Dataset rows describing interfaces
________________________________________

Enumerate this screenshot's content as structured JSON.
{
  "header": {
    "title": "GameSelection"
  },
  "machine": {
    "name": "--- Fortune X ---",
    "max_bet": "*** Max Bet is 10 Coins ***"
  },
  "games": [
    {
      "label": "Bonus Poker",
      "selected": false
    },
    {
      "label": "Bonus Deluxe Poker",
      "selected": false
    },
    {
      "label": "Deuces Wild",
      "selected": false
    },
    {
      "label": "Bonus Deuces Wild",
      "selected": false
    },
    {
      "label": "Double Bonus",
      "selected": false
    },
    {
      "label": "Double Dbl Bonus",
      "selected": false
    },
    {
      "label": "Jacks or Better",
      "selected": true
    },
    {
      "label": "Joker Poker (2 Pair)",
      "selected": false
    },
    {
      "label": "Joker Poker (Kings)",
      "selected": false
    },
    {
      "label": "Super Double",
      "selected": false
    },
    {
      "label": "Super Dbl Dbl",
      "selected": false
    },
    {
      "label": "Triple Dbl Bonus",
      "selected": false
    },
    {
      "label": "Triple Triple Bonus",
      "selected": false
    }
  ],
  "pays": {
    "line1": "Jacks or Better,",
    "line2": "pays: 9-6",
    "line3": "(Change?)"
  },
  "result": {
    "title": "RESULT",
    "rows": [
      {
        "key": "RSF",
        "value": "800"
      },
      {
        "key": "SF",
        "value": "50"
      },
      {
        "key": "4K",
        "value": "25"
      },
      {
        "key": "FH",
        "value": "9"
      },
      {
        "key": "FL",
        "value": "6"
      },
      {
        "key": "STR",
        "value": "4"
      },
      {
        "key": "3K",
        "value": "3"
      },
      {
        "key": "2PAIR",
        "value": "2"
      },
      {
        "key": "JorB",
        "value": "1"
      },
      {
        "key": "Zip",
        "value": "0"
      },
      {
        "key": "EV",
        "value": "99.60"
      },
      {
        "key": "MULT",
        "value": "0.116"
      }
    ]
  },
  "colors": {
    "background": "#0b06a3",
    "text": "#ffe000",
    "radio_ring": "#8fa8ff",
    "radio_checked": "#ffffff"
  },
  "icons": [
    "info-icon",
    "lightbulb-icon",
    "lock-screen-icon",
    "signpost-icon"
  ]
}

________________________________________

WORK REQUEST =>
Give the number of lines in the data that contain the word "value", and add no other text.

TASK ANSWER =>
12